18. Don’t vote straight ticket. Think for yourself. If you think one political party has all of the answers, you’re not asking the right questions.

19. Don’t buy into dogmatic bullshit. Opinions are not facts.

20. Give people the benefit of the doubt, until you doubt the benefit. Then stop. You’ll know when that is.

21. Most of your life should be spent running uphill. If you’re not, then you’re not challenging yourself.

22. Don’t bring home stray kittens. Someone other than you is probably better equipped to take care of them.

23. Most of your life your only company is yourself. Like yourself.
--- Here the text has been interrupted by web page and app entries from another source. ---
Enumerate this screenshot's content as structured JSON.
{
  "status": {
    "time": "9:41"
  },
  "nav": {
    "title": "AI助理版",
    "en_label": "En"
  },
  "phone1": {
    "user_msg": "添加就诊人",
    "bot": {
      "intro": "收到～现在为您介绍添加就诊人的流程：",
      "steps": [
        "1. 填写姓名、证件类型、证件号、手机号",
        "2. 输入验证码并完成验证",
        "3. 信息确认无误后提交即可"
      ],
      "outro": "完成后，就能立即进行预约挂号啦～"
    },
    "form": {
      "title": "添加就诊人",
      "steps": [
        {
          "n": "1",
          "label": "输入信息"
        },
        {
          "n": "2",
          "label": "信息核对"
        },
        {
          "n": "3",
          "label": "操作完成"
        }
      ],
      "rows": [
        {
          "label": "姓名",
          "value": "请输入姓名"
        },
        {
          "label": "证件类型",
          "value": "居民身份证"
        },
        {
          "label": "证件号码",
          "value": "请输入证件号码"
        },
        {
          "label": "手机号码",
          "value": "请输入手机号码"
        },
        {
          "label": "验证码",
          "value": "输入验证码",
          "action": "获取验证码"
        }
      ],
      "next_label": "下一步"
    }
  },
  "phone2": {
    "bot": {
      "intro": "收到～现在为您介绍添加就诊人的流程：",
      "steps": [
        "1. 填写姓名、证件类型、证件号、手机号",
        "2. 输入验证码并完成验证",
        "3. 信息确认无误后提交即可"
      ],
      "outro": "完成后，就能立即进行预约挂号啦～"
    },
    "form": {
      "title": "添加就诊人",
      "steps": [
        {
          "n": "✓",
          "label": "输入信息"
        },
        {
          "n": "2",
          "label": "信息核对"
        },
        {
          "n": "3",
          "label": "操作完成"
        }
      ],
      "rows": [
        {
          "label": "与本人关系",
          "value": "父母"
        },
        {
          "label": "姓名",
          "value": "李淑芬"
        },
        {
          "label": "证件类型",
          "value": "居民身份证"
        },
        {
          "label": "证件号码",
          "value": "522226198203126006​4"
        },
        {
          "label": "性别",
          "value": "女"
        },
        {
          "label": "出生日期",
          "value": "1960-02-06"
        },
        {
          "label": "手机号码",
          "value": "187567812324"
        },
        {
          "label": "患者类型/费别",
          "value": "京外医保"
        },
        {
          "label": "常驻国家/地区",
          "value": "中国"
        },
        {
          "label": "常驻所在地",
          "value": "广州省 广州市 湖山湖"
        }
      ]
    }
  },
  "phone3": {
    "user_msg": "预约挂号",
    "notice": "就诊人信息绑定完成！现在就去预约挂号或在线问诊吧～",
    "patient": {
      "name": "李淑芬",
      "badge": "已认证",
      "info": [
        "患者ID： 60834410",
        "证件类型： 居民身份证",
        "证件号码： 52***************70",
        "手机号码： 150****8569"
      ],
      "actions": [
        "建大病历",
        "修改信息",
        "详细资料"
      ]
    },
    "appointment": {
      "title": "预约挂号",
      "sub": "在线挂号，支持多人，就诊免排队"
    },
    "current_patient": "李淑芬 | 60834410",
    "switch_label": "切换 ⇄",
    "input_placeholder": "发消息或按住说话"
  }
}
24. If you want to get a tattoo, go to your closet and pick out your favorite shirt. Wear it every day and every night for 2 years. If you’re not tired of wearing it after 2 years, go get your tattoo.

25. Don’t worry about trying to impress people with your knowledge or experience when you’re young. Just be interested, engaged and eager to learn.

26. If you show up to class on time and sit in one of the first three rows, you will succeed.

27. It’s often easier to effectuate change by working within the system rather than outside the system. When it’s not, be sure to find strong allies.

28. If the police officer or the professor is talking, you’re listening.

29. It’s not always chess; sometimes it’s just checkers.

30. In things both big and small, always be someone upon whom others can rely. Help your friend move into his new apartment. Return phone calls. Keep your word. Follow through.

31. Read leisurely for at least 30 minutes every day. This will broaden your point of view and increase your curiosity about the world.

32. Kindness can be disarming.

33. Stand up straight, look people square in the eye and be the first to offer a firm handshake.

34. Have a toothbrush and toothpaste close at hand. A vigorous tooth brushing right before an important meeting is a confidence builder.

35. Don’t talk about how much ass you kicked in high school when you’re in college. No one gives a damn.

36. You’re always working for yourself, even when you’re working for someone else.

37. Don’t assume that an obvious question has already been asked.

38. When you review a proposal from someone else, don’t feel constrained by the parameters of their proposal.

39. Embrace and celebrate the things that make you feel different from everyone else.

40. Resist the insidious, slow progression toward cynicism.

41. Don’t get frustrated just because your immediate needs are not the priority of others. They seldom will be.

42. If you see someone who is alone, go out of your way to tell them hello.

43. Buy a box of nice stationery and write lots of “thank you” and “thinking of you” notes.

44. Look for beauty in the mundane.

45. Always carry some cash.

46. Wait at least 24 hours before sending a letter with the salutation “Dear Judge Dumb Ass.”

47. Pay your fair share. Don’t be a moocher.

48. Don’t major in the minors.

49. Exercise regularly.

50. No matter what is in front of you, walk toward it with confidence. Thought Catalog Logo Mark

Tim Hoch is a lawyer, mistake repeater, embellisher of past accomplishments, forgetful husband, capricious father, double standard practitioner, weak ass raconteur. Read more of his work at his website.

Keep up with Tim on timhoch.wordpress.com